Constraints in personal behavior and attitude are often the gulfs the novice envisioner must confront.  Certain learned behavior patterns suppress creativity and serve as action inhibitors by blocking creative thought processes with conscious or subconscious boundaries.  Use these informal exercises to help you break down the boundaries that may be keeping you from understanding the envisionment process.

EXERCISE 1 -- Write about a vision of an ideal future relating to a project you are working on or problems you are trying to overcome  Assess the limitations (perceived and actual) that you feel are barriers to the success of your vision.  What are the values, goals, and shortcomings?  What are you willing to do to go beyond the limitations?

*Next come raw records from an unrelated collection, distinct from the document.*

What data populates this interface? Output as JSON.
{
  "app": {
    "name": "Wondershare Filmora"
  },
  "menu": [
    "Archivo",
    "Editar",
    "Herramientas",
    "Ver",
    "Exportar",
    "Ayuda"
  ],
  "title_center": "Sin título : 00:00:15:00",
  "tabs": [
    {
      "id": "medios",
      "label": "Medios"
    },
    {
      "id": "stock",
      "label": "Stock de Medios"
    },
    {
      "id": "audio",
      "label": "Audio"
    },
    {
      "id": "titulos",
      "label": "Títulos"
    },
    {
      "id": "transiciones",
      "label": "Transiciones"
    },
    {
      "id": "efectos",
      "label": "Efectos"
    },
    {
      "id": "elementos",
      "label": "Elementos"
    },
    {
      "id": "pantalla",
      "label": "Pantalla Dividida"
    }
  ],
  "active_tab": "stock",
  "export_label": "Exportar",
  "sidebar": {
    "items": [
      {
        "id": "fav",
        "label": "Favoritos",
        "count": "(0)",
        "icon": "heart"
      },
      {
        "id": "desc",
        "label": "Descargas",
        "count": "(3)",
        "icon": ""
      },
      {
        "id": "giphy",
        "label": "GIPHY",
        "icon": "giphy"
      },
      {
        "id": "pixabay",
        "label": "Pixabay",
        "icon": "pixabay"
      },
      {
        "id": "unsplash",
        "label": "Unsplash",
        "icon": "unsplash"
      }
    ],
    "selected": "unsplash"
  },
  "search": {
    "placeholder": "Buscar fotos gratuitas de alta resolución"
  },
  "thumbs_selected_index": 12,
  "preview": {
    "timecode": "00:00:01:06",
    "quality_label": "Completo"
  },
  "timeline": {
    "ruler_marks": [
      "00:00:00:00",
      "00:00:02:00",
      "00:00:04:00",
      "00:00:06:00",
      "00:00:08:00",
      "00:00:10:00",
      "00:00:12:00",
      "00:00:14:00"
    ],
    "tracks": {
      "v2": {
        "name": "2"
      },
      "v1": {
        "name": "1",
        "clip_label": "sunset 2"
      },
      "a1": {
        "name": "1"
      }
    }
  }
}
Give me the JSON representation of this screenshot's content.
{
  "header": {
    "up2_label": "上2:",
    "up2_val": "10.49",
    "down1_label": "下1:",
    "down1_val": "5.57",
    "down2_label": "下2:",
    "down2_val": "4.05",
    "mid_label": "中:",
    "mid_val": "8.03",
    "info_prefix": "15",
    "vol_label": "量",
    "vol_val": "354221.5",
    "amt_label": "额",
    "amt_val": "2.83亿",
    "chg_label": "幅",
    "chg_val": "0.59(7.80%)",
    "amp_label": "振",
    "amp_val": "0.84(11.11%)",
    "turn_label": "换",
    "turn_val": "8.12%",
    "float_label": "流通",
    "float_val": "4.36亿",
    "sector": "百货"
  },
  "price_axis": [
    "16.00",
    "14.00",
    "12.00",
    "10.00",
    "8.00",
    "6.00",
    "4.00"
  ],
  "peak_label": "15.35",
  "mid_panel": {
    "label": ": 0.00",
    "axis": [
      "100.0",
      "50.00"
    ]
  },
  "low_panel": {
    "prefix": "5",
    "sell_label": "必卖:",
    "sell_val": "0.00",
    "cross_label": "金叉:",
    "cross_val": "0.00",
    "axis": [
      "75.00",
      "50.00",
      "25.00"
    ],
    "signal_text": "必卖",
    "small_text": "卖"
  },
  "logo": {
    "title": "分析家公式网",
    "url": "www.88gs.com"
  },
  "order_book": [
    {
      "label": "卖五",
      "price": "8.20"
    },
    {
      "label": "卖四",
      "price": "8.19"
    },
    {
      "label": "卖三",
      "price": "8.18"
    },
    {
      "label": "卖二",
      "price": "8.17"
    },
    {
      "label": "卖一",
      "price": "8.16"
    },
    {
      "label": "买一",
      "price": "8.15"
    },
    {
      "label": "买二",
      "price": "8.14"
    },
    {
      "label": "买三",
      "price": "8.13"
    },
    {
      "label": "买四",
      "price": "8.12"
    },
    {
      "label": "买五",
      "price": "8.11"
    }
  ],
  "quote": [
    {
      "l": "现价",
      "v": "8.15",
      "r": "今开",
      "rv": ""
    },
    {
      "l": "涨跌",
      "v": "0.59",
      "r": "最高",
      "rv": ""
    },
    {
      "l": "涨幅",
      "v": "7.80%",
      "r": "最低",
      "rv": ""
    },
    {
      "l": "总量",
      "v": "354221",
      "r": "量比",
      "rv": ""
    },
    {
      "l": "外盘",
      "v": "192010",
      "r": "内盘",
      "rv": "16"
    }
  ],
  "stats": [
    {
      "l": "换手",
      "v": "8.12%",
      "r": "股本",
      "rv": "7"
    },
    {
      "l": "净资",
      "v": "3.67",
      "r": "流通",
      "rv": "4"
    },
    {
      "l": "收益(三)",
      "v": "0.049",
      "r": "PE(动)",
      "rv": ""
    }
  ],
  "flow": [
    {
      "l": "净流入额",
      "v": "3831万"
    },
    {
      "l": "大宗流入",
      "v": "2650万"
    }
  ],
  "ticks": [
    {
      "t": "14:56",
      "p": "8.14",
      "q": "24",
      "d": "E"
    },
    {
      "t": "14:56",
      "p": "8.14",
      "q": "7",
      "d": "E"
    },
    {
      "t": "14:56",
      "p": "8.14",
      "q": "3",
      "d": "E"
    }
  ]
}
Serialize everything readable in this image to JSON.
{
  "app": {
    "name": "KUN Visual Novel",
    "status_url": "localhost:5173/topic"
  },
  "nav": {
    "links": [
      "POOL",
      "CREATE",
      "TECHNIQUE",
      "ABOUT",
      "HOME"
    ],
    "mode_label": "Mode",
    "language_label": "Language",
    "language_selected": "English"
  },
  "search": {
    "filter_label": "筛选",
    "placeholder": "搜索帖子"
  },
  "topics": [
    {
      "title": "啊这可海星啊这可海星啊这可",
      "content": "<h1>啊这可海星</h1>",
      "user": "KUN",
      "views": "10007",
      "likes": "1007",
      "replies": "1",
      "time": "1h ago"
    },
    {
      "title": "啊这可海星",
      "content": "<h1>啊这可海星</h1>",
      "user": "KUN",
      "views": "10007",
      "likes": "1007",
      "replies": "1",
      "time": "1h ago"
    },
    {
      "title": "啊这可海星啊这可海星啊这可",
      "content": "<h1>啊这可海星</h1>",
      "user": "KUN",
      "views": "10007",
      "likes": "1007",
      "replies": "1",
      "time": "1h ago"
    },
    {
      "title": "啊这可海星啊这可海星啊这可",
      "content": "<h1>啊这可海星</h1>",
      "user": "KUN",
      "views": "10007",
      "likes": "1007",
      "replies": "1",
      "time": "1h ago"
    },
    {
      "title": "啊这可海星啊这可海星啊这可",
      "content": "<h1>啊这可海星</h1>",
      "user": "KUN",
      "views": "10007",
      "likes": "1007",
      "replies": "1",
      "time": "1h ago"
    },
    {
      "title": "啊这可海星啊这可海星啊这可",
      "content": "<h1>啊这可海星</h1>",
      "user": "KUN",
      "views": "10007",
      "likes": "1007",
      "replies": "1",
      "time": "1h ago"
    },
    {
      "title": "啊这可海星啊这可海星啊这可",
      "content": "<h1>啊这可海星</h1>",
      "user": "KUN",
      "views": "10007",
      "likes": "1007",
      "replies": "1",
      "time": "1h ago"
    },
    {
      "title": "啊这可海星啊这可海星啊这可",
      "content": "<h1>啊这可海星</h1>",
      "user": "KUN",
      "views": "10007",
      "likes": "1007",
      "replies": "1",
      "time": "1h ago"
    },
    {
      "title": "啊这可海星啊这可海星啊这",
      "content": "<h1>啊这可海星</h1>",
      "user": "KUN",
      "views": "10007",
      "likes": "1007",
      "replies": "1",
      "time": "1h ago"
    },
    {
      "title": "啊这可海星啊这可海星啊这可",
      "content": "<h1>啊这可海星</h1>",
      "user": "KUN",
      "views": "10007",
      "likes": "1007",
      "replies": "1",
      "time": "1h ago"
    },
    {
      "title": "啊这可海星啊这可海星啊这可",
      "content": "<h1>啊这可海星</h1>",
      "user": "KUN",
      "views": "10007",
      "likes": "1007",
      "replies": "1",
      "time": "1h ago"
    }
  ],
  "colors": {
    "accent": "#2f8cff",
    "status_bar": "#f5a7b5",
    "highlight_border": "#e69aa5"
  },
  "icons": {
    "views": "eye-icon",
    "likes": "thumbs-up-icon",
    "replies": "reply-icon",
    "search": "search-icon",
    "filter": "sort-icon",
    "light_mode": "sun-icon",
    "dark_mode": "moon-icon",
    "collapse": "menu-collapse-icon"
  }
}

EXERCISE 2 -- Learn envisioning from the masters.  Listen or read the following speeches: Martin Luther King's "I Have a Dream"
or President Kennedy's Inaugural.  How do these speeches communicate a vision that is clear, compelling, shared, focused, challenging, empowering and optimistic?

EXERCISE 3 -- Visions that translate into pictures are easier to communicate.  Create an opening scene for a movie about your ideal future vision.  Describe the setting (look, feel, and sound).  Imagine yourself walking into this ideal world and describe how people are behaving and what was happening around them.

EXERCISE 4 -- Visions that work are combined with strategic planning.  Firmly fix into words what your vision will do for the organization (e.g., who will it help, how does it work)  Assess the tools and resources you need to construct your ideal future.  How long will it take for your vision to take effect?  What are other things that may happen?  In other words, take a long view into your vision and assess strategic advantages or disadvantages once it is enacted.